- Had Chandler Smith rowed 0.1 seconds faster or held his handstand for just one more second, he would have qualified for the finals in Aromas.
For sixth place finisher Kristin Holte, the situation is similar; she needed a 0.5 seconds faster row to take the fifth qualifying spot.
- Nine of the ten athletes heading to California to compete next month live in the United States;
only three are foreigners (Katrin Davidsdottir, Tia-Clair Toomey and Jeffrey Adler), making this the most North American top 5 field since 2013.
- With an average age of just 22-years-old, four of the top 10 athletes represent one of the youngest fields ever at the Games:
Brooke Wells (25), Haley Adams (19), Samuel Kwant (24) and Justin Medeiros (21). Even more mind-blowing is that only one of those athletes is a Games rookie: Justin Medeiros, and the other three already combine for a total of 12 individual Games appearances; 15 if you include Adams’ teenage divisions.
- 🤯🤯🤯 Tia-Clair Toomey would likely have beat 28 male 2012 Games athletes in regular Diane.
The comparisons are not exactly apples to apples but they’re close: both have the same amount of total reps (90), however the women’s barbell is 20 pounds lighter BUT there are strict deficit handstand push-ups, which kinda evens it out.

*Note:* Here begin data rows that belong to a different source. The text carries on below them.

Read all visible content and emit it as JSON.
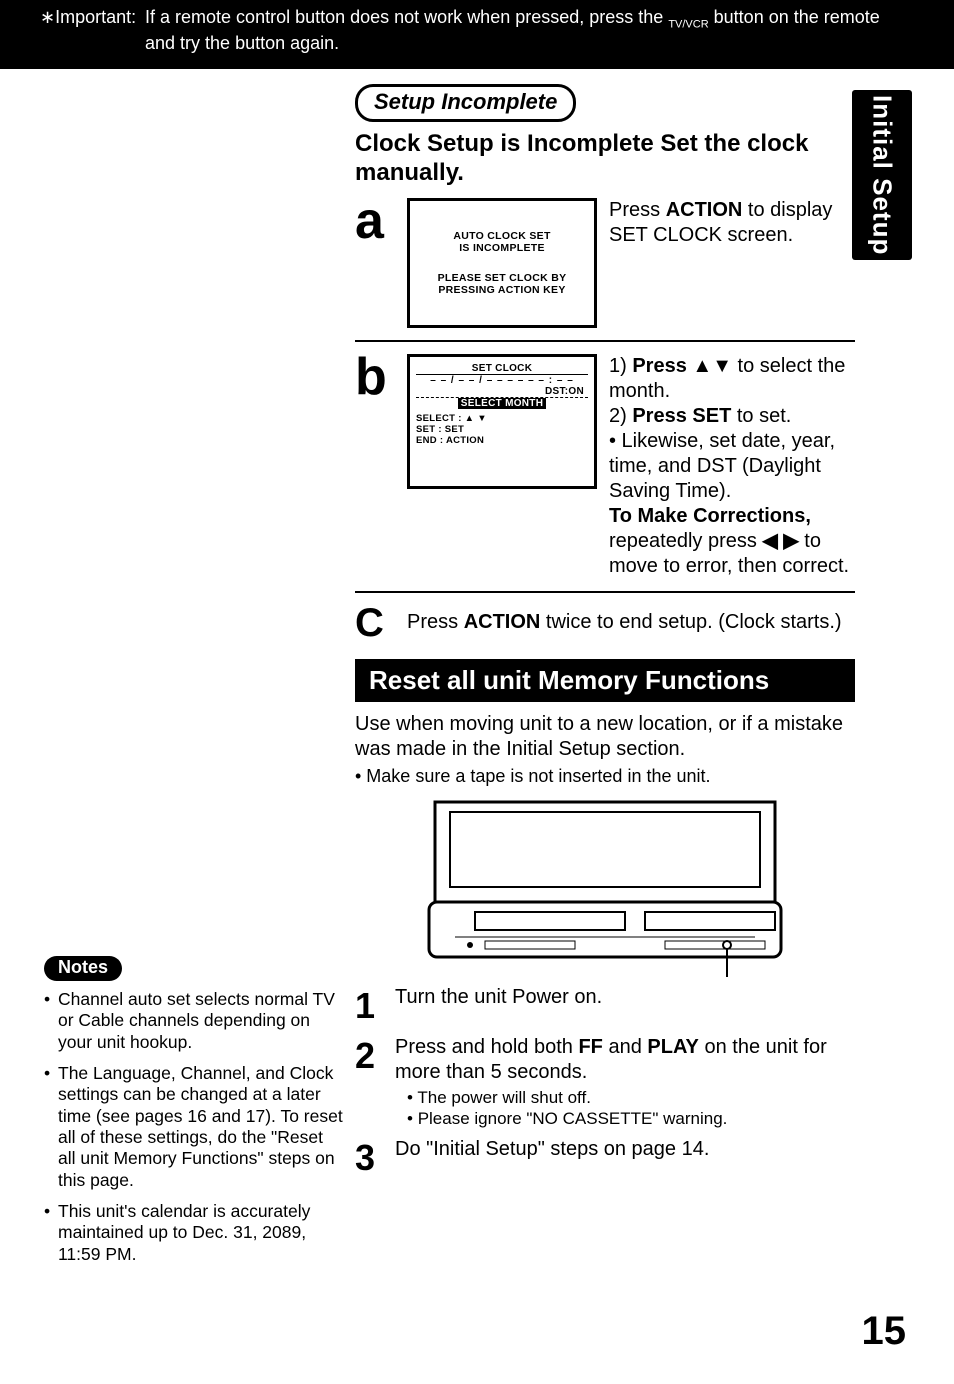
{
  "banner": {
    "prefix": "∗Important:",
    "text_part1": "If a remote control button does not work when pressed, press the ",
    "tvvcr": "TV/VCR",
    "text_part2": " button on the remote and try the button again."
  },
  "side_tab": "Initial Setup",
  "setup_incomplete": {
    "pill": "Setup Incomplete",
    "heading": "Clock Setup is Incomplete Set the clock manually.",
    "step_a": {
      "letter": "a",
      "osd_line1": "AUTO CLOCK SET",
      "osd_line2": "IS INCOMPLETE",
      "osd_line3": "PLEASE SET CLOCK BY",
      "osd_line4": "PRESSING ACTION KEY",
      "desc_prefix": "Press ",
      "desc_bold": "ACTION",
      "desc_suffix": " to display SET CLOCK screen."
    },
    "step_b": {
      "letter": "b",
      "osd_title": "SET CLOCK",
      "osd_dashes": "– – / – – / – – – –     – – : – –",
      "osd_dst": "DST:ON",
      "osd_select_month": "SELECT MONTH",
      "osd_legend1": "SELECT : ▲ ▼",
      "osd_legend2": "SET        : SET",
      "osd_legend3": "END       : ACTION",
      "line1_pre": "1) ",
      "line1_bold": "Press ▲▼",
      "line1_post": " to select the month.",
      "line2_pre": "2) ",
      "line2_bold": "Press SET",
      "line2_post": " to set.",
      "bullet": "• Likewise, set date, year, time, and DST (Daylight Saving Time).",
      "corr_bold": "To Make Corrections,",
      "corr_rest_pre": "repeatedly press ",
      "corr_arrows": "◀ ▶",
      "corr_rest_post": " to move to error, then correct."
    },
    "step_c": {
      "letter": "C",
      "pre": "Press ",
      "bold": "ACTION",
      "post": " twice to end setup. (Clock starts.)"
    }
  },
  "reset": {
    "bar": "Reset all unit Memory Functions",
    "intro": "Use when moving unit to a new location, or if a mistake was made in the Initial Setup section.",
    "intro_bullet": "• Make sure a tape is not inserted in the unit.",
    "step1": {
      "num": "1",
      "txt": "Turn the unit Power on."
    },
    "step2": {
      "num": "2",
      "txt_pre": "Press and hold both ",
      "ff": "FF",
      "mid": " and ",
      "play": "PLAY",
      "txt_post": " on the unit for more than 5 seconds.",
      "sub1": "The power will shut off.",
      "sub2": "Please ignore \"NO CASSETTE\" warning."
    },
    "step3": {
      "num": "3",
      "txt": "Do \"Initial Setup\" steps on page 14."
    }
  },
  "notes": {
    "label": "Notes",
    "items": [
      "Channel auto set selects normal TV or Cable channels depending on your unit hookup.",
      "The Language, Channel, and Clock settings can be changed at a later time (see pages 16 and 17). To reset all of these settings, do the \"Reset all unit Memory Functions\" steps on this page.",
      "This unit's calendar is accurately maintained up to Dec. 31, 2089, 11:59 PM."
    ]
  },
  "page_number": "15"
}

When Diane was programmed at the 2012 Regionals, Toomey’s 2:28 Damn Diane would have been faster than 28 athletes who qualified for the Games including Scott Panchik, Rob Forte, Lucas Parker, Frederik Aegidius, Austin Malleolo and Matt Chan.
- Mat Fraser’s 3:08 Friendly Fran time would have been 7th overall at the 2012 CrossFit Games,
except that Fraser’s version was 20 pounds heavier, had chest-to-bar pull-ups and there were an additional 36 reps, which is a whopping 40% more reps than regular Fran.
If you haven’t had the chance to watch some of these amazing athletes compete, grind into the depths of the “dark place”, celebrate wins and grow from adversity, go to CrossFit Games YouTube to click through some footage!